Early on, she applied the phrase “Catholic anarchist” to herself. That self-identification came out in her admiring portrait of Dorothy Day, and in her explicit agreement with Day that the “case” against nuclear weapons is a “blinding moral truth.” Really? In a connected vein, I was struck by her extolling of Malcom X and not, say, Frederick Douglass, on race in America. Douglass had at least as admirable a life of learning, personal liberation, and addressing racial injustice as did “Detroit Red.” But he did so in a very different way.
Dr. Hitz calls both Malcom X and Dorothy Day “prophets” (or at least “prophetic”). While we’re told on good authority that a prophet is not without honor except in his own land, I’ve also read that there are false prophets. It seems that discernment is still called for. Or perhaps a gentler way of putting the point is that prophets and law need to coexist. Political philosophy can help in that regard, and keep each from growing rigid or crazy. It tells law about equity and the prophet about the natural order of things, or at least the hard-earned lessons of experience. Even within biblical thought, while Walter Brueggemann reduces Hebrew prophecy to acts of memory and imagination in order to fuel and justify his condemnations of “Babylon,” Joseph Ratzinger maintains that prophecy must be kept in contact with the logos inherent in creation. I think Ratzinger has the more biblical understanding, but, at the least, the two should be brought into dialogue with one another.

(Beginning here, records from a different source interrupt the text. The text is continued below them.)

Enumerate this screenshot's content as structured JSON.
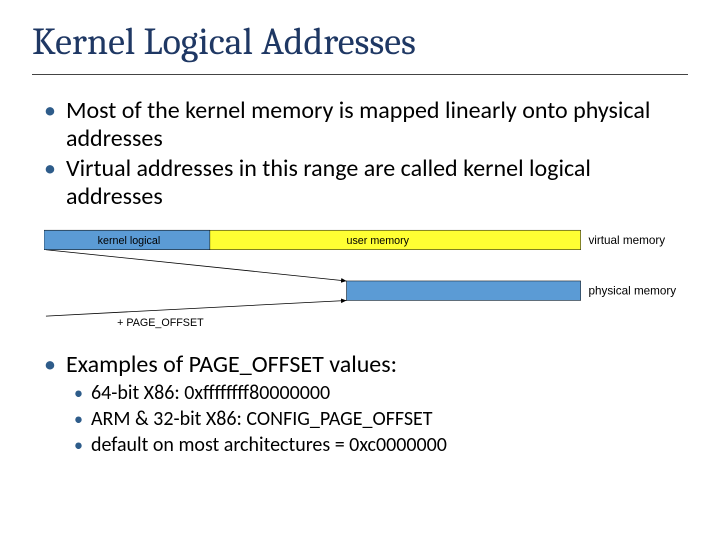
{
  "title": "Kernel Logical Addresses",
  "bullets_top": [
    "Most of the kernel memory is mapped linearly onto physical addresses",
    "Virtual addresses in this range are called kernel logical addresses"
  ],
  "diagram": {
    "kernel_logical_label": "kernel logical",
    "user_memory_label": "user memory",
    "virtual_memory_label": "virtual memory",
    "physical_memory_label": "physical memory",
    "page_offset_label": "+ PAGE_OFFSET"
  },
  "examples_heading": "Examples of PAGE_OFFSET values:",
  "examples": [
    "64-bit X86: 0xffffffff80000000",
    "ARM & 32-bit X86: CONFIG_PAGE_OFFSET",
    "default on most architectures = 0xc0000000"
  ]
}
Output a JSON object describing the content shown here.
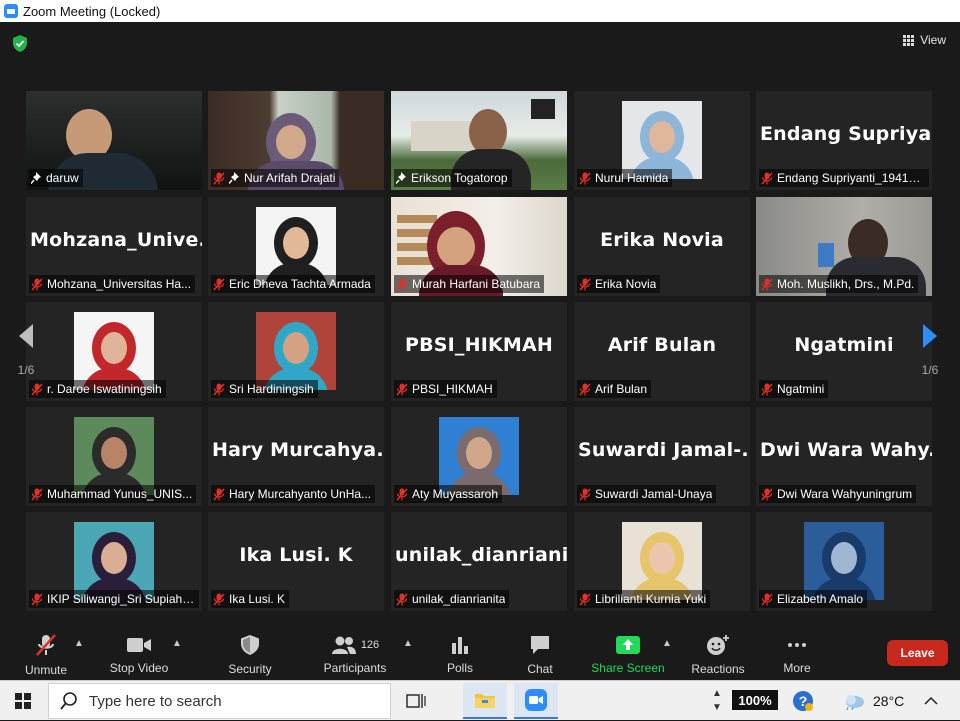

These things, as I said, are difficult and sensitive to talk about, and in Dr. Hitz’s case are likely bound up with ultimate matters – her (understanding of her) faith, her negative view of “the world” (drawn from Plato’s Cave? St. John’s Gospel? Augustine’s City of man?), and of the “cosmic force” of suffering and the Christian imperative of not ignoring it. Here, after extolling political philosophy, I’m compelled to acknowledge its limits. It can’t fully address everything raised by her deepest views. For that, we’d need philosophy and theology, and other venues.